Note: In order to equate different test versions, the band score boundaries are set so that all candidates’ results relate to the same scale of achievement. This means, for example, that the Band 6 boundary may be set at a slightly different raw score across versions.
Writing and Speaking scores:
When marking the Writing and Speaking components of the test, examiners use detailed assessment criteria which describe written and spoken performance at each of the 9 IELTS bands.
Writing: Examiners award a band score for each of four criterion areas: Task Achievement (for Task 1), Task Response (for Task 2), Coherence and Cohesion, Lexical Resource and Grammatical Range and Accuracy. The four criteria are equally weighted.
Speaking: Examiners award a band score for each of four criterion areas: Fluency and Coherence, Lexical Resource, Grammatical Range and Accuracy and Pronunciation. The four criteria are equally weighted.
To get a better understanding of the level of performance required to attain a particular band score, you should familiarise yourself with the assessment criteria.
Why is my IELTS result valid for only two years?
The IELTS partners recommend that a Test Report Form which is more than two years old should only be accepted if it is accompanied by proof that you have actively maintained or tried to improve your English.
Request a Remark (Enquiry on Results)

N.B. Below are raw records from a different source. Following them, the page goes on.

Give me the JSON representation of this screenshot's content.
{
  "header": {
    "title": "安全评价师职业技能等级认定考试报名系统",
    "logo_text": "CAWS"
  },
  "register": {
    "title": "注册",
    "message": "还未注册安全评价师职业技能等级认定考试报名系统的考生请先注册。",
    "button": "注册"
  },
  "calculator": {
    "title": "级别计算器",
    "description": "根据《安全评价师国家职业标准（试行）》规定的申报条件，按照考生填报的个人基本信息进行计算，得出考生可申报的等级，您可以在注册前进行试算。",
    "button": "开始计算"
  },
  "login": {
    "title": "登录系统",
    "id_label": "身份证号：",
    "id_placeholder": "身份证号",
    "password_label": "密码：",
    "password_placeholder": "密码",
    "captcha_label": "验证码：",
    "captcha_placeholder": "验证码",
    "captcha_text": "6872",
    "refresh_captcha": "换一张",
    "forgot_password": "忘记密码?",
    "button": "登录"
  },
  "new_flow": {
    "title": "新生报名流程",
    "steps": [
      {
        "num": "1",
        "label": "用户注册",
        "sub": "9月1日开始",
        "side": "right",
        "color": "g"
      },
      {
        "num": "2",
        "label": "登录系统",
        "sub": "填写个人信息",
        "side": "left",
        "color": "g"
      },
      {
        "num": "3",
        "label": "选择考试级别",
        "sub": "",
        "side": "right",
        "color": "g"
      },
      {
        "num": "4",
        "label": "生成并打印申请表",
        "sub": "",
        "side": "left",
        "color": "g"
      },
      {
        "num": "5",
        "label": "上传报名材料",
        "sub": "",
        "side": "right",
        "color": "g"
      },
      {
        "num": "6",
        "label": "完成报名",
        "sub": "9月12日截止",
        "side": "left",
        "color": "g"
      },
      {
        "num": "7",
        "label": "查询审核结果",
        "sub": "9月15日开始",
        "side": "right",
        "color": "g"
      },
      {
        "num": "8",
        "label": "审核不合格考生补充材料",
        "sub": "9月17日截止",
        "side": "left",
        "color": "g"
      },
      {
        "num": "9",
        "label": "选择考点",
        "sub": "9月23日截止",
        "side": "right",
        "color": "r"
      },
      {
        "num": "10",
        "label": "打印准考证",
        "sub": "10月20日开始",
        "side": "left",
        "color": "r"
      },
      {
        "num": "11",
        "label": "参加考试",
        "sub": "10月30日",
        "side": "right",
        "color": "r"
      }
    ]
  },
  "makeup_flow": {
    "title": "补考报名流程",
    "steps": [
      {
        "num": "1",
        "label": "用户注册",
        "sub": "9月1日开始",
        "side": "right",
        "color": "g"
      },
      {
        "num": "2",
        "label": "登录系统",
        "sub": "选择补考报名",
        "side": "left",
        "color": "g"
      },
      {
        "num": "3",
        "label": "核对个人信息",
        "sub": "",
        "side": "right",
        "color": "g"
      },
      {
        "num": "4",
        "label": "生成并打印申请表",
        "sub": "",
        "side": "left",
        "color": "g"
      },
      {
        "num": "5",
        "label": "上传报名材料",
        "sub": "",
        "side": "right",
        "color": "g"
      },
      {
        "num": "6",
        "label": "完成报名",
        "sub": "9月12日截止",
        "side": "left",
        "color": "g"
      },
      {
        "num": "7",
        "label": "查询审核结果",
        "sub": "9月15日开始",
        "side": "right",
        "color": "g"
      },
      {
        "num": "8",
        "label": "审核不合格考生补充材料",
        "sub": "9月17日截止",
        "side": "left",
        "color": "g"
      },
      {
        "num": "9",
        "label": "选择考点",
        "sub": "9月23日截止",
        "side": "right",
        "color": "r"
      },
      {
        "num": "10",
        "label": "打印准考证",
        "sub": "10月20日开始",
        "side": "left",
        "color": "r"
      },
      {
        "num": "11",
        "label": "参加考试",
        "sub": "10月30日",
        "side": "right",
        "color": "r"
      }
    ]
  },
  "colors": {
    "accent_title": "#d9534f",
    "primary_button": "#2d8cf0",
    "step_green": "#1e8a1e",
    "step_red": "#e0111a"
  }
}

To be fair to all test takers, if you are not happy with your result you can apply for a review of your results (called an Enquiry on Results) at the test centre within six weeks of the test date.